YOUR OBJECTIVE: All lines of the listing below are to be printed again exactly.

===== RECORDED DATA

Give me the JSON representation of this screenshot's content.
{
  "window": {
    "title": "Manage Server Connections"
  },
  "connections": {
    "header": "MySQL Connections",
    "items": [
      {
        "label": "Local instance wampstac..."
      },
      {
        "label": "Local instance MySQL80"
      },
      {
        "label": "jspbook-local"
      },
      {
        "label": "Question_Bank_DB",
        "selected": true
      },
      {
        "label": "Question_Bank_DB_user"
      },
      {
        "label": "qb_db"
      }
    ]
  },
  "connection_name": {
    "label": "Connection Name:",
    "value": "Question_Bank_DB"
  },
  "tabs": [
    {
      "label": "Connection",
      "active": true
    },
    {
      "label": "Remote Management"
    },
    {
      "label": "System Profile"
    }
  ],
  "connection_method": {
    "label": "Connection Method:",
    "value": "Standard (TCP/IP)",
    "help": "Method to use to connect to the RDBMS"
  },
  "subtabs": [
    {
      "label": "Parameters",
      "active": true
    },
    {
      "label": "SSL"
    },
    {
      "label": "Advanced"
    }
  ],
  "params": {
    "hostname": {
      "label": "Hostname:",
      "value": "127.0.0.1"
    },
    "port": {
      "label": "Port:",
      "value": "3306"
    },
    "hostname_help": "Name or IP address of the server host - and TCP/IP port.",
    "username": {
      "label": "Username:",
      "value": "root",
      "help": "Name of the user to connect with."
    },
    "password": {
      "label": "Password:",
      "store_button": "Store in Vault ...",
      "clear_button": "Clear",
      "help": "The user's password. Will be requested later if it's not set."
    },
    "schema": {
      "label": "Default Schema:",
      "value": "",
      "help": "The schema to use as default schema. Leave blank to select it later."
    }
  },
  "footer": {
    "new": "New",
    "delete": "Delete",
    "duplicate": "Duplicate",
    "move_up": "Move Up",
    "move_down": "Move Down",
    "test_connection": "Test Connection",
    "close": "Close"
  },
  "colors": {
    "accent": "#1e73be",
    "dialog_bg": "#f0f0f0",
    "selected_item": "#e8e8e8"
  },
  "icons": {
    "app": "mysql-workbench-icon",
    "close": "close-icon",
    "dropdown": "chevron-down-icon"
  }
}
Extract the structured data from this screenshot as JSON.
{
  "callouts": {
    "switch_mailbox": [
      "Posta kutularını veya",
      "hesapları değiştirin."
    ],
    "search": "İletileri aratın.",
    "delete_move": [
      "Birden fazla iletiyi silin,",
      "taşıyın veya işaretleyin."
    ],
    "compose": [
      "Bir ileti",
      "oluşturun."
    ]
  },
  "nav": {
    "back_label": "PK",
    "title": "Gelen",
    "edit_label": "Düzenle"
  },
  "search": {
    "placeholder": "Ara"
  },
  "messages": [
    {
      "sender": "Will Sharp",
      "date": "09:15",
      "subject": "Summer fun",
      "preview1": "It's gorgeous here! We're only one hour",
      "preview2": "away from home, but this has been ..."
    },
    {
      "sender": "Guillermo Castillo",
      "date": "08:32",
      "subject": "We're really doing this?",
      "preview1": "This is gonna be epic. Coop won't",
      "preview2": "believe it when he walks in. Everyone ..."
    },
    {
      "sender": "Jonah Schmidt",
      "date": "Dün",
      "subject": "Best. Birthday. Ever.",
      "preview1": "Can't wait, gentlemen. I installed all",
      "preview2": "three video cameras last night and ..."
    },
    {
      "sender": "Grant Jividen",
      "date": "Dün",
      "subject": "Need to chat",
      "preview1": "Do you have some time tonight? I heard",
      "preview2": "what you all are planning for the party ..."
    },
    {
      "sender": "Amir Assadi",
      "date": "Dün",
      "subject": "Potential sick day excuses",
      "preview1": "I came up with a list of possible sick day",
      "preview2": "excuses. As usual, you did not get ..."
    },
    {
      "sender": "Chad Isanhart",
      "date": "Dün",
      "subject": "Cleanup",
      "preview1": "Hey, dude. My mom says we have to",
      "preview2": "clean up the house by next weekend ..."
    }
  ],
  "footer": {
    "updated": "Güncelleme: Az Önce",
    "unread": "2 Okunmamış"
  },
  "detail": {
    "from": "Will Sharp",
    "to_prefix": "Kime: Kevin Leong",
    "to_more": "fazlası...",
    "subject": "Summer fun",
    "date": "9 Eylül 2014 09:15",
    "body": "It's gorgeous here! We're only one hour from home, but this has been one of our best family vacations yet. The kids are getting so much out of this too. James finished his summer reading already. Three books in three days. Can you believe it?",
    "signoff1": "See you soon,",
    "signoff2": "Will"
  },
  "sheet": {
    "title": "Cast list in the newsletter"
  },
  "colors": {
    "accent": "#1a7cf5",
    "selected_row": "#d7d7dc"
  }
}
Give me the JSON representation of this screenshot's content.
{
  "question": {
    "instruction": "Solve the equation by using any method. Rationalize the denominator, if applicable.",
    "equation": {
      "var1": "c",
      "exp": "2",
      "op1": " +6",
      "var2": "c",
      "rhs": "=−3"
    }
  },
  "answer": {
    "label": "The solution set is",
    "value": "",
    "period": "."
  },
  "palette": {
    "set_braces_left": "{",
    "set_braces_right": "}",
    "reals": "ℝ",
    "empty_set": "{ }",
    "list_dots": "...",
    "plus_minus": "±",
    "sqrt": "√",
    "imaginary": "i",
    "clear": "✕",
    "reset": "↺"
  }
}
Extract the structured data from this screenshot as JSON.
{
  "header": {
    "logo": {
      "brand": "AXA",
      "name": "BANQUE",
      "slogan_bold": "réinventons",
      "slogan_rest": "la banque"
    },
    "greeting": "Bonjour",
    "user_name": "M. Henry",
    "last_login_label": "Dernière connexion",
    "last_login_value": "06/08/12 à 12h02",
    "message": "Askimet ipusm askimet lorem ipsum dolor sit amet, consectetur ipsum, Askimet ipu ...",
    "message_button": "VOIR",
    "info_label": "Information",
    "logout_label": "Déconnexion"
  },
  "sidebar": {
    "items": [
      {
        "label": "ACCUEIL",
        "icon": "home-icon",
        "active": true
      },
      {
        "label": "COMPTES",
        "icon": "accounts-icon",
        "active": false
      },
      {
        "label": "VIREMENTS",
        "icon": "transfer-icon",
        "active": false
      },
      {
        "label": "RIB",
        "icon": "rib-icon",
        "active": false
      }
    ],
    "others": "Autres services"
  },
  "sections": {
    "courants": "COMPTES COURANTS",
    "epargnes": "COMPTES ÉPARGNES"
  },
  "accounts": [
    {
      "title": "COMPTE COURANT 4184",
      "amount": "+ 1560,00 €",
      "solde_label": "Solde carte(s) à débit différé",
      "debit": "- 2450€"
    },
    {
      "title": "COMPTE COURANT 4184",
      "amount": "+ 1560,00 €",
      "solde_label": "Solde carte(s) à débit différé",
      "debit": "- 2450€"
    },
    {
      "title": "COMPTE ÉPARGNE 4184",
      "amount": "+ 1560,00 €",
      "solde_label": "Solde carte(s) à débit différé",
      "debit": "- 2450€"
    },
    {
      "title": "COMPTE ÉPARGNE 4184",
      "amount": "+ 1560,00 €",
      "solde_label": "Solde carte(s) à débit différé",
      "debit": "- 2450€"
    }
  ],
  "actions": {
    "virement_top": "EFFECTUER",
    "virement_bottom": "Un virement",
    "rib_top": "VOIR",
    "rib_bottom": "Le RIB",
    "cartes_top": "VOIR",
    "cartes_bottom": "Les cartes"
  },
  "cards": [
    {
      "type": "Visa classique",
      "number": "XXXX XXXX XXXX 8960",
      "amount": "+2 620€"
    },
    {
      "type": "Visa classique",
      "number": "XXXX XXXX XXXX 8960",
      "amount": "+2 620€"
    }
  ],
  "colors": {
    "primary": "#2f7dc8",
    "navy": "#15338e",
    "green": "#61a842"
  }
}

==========

EXERCISE RESULT:
Give me the JSON representation of this screenshot's content.
{
  "window": {
    "title": "Manage Server Connections"
  },
  "connections": {
    "header": "MySQL Connections",
    "items": [
      {
        "label": "Local instance wampstac..."
      },
      {
        "label": "Local instance MySQL80"
      },
      {
        "label": "jspbook-local"
      },
      {
        "label": "Question_Bank_DB",
        "selected": true
      },
      {
        "label": "Question_Bank_DB_user"
      },
      {
        "label": "qb_db"
      }
    ]
  },
  "connection_name": {
    "label": "Connection Name:",
    "value": "Question_Bank_DB"
  },
  "tabs": [
    {
      "label": "Connection",
      "active": true
    },
    {
      "label": "Remote Management"
    },
    {
      "label": "System Profile"
    }
  ],
  "connection_method": {
    "label": "Connection Method:",
    "value": "Standard (TCP/IP)",
    "help": "Method to use to connect to the RDBMS"
  },
  "subtabs": [
    {
      "label": "Parameters",
      "active": true
    },
    {
      "label": "SSL"
    },
    {
      "label": "Advanced"
    }
  ],
  "params": {
    "hostname": {
      "label": "Hostname:",
      "value": "127.0.0.1"
    },
    "port": {
      "label": "Port:",
      "value": "3306"
    },
    "hostname_help": "Name or IP address of the server host - and TCP/IP port.",
    "username": {
      "label": "Username:",
      "value": "root",
      "help": "Name of the user to connect with."
    },
    "password": {
      "label": "Password:",
      "store_button": "Store in Vault ...",
      "clear_button": "Clear",
      "help": "The user's password. Will be requested later if it's not set."
    },
    "schema": {
      "label": "Default Schema:",
      "value": "",
      "help": "The schema to use as default schema. Leave blank to select it later."
    }
  },
  "footer": {
    "new": "New",
    "delete": "Delete",
    "duplicate": "Duplicate",
    "move_up": "Move Up",
    "move_down": "Move Down",
    "test_connection": "Test Connection",
    "close": "Close"
  },
  "colors": {
    "accent": "#1e73be",
    "dialog_bg": "#f0f0f0",
    "selected_item": "#e8e8e8"
  },
  "icons": {
    "app": "mysql-workbench-icon",
    "close": "close-icon",
    "dropdown": "chevron-down-icon"
  }
}
Extract the structured data from this screenshot as JSON.
{
  "callouts": {
    "switch_mailbox": [
      "Posta kutularını veya",
      "hesapları değiştirin."
    ],
    "search": "İletileri aratın.",
    "delete_move": [
      "Birden fazla iletiyi silin,",
      "taşıyın veya işaretleyin."
    ],
    "compose": [
      "Bir ileti",
      "oluşturun."
    ]
  },
  "nav": {
    "back_label": "PK",
    "title": "Gelen",
    "edit_label": "Düzenle"
  },
  "search": {
    "placeholder": "Ara"
  },
  "messages": [
    {
      "sender": "Will Sharp",
      "date": "09:15",
      "subject": "Summer fun",
      "preview1": "It's gorgeous here! We're only one hour",
      "preview2": "away from home, but this has been ..."
    },
    {
      "sender": "Guillermo Castillo",
      "date": "08:32",
      "subject": "We're really doing this?",
      "preview1": "This is gonna be epic. Coop won't",
      "preview2": "believe it when he walks in. Everyone ..."
    },
    {
      "sender": "Jonah Schmidt",
      "date": "Dün",
      "subject": "Best. Birthday. Ever.",
      "preview1": "Can't wait, gentlemen. I installed all",
      "preview2": "three video cameras last night and ..."
    },
    {
      "sender": "Grant Jividen",
      "date": "Dün",
      "subject": "Need to chat",
      "preview1": "Do you have some time tonight? I heard",
      "preview2": "what you all are planning for the party ..."
    },
    {
      "sender": "Amir Assadi",
      "date": "Dün",
      "subject": "Potential sick day excuses",
      "preview1": "I came up with a list of possible sick day",
      "preview2": "excuses. As usual, you did not get ..."
    },
    {
      "sender": "Chad Isanhart",
      "date": "Dün",
      "subject": "Cleanup",
      "preview1": "Hey, dude. My mom says we have to",
      "preview2": "clean up the house by next weekend ..."
    }
  ],
  "footer": {
    "updated": "Güncelleme: Az Önce",
    "unread": "2 Okunmamış"
  },
  "detail": {
    "from": "Will Sharp",
    "to_prefix": "Kime: Kevin Leong",
    "to_more": "fazlası...",
    "subject": "Summer fun",
    "date": "9 Eylül 2014 09:15",
    "body": "It's gorgeous here! We're only one hour from home, but this has been one of our best family vacations yet. The kids are getting so much out of this too. James finished his summer reading already. Three books in three days. Can you believe it?",
    "signoff1": "See you soon,",
    "signoff2": "Will"
  },
  "sheet": {
    "title": "Cast list in the newsletter"
  },
  "colors": {
    "accent": "#1a7cf5",
    "selected_row": "#d7d7dc"
  }
}
Give me the JSON representation of this screenshot's content.
{
  "question": {
    "instruction": "Solve the equation by using any method. Rationalize the denominator, if applicable.",
    "equation": {
      "var1": "c",
      "exp": "2",
      "op1": " +6",
      "var2": "c",
      "rhs": "=−3"
    }
  },
  "answer": {
    "label": "The solution set is",
    "value": "",
    "period": "."
  },
  "palette": {
    "set_braces_left": "{",
    "set_braces_right": "}",
    "reals": "ℝ",
    "empty_set": "{ }",
    "list_dots": "...",
    "plus_minus": "±",
    "sqrt": "√",
    "imaginary": "i",
    "clear": "✕",
    "reset": "↺"
  }
}
Extract the structured data from this screenshot as JSON.
{
  "header": {
    "logo": {
      "brand": "AXA",
      "name": "BANQUE",
      "slogan_bold": "réinventons",
      "slogan_rest": "la banque"
    },
    "greeting": "Bonjour",
    "user_name": "M. Henry",
    "last_login_label": "Dernière connexion",
    "last_login_value": "06/08/12 à 12h02",
    "message": "Askimet ipusm askimet lorem ipsum dolor sit amet, consectetur ipsum, Askimet ipu ...",
    "message_button": "VOIR",
    "info_label": "Information",
    "logout_label": "Déconnexion"
  },
  "sidebar": {
    "items": [
      {
        "label": "ACCUEIL",
        "icon": "home-icon",
        "active": true
      },
      {
        "label": "COMPTES",
        "icon": "accounts-icon",
        "active": false
      },
      {
        "label": "VIREMENTS",
        "icon": "transfer-icon",
        "active": false
      },
      {
        "label": "RIB",
        "icon": "rib-icon",
        "active": false
      }
    ],
    "others": "Autres services"
  },
  "sections": {
    "courants": "COMPTES COURANTS",
    "epargnes": "COMPTES ÉPARGNES"
  },
  "accounts": [
    {
      "title": "COMPTE COURANT 4184",
      "amount": "+ 1560,00 €",
      "solde_label": "Solde carte(s) à débit différé",
      "debit": "- 2450€"
    },
    {
      "title": "COMPTE COURANT 4184",
      "amount": "+ 1560,00 €",
      "solde_label": "Solde carte(s) à débit différé",
      "debit": "- 2450€"
    },
    {
      "title": "COMPTE ÉPARGNE 4184",
      "amount": "+ 1560,00 €",
      "solde_label": "Solde carte(s) à débit différé",
      "debit": "- 2450€"
    },
    {
      "title": "COMPTE ÉPARGNE 4184",
      "amount": "+ 1560,00 €",
      "solde_label": "Solde carte(s) à débit différé",
      "debit": "- 2450€"
    }
  ],
  "actions": {
    "virement_top": "EFFECTUER",
    "virement_bottom": "Un virement",
    "rib_top": "VOIR",
    "rib_bottom": "Le RIB",
    "cartes_top": "VOIR",
    "cartes_bottom": "Les cartes"
  },
  "cards": [
    {
      "type": "Visa classique",
      "number": "XXXX XXXX XXXX 8960",
      "amount": "+2 620€"
    },
    {
      "type": "Visa classique",
      "number": "XXXX XXXX XXXX 8960",
      "amount": "+2 620€"
    }
  ],
  "colors": {
    "primary": "#2f7dc8",
    "navy": "#15338e",
    "green": "#61a842"
  }
}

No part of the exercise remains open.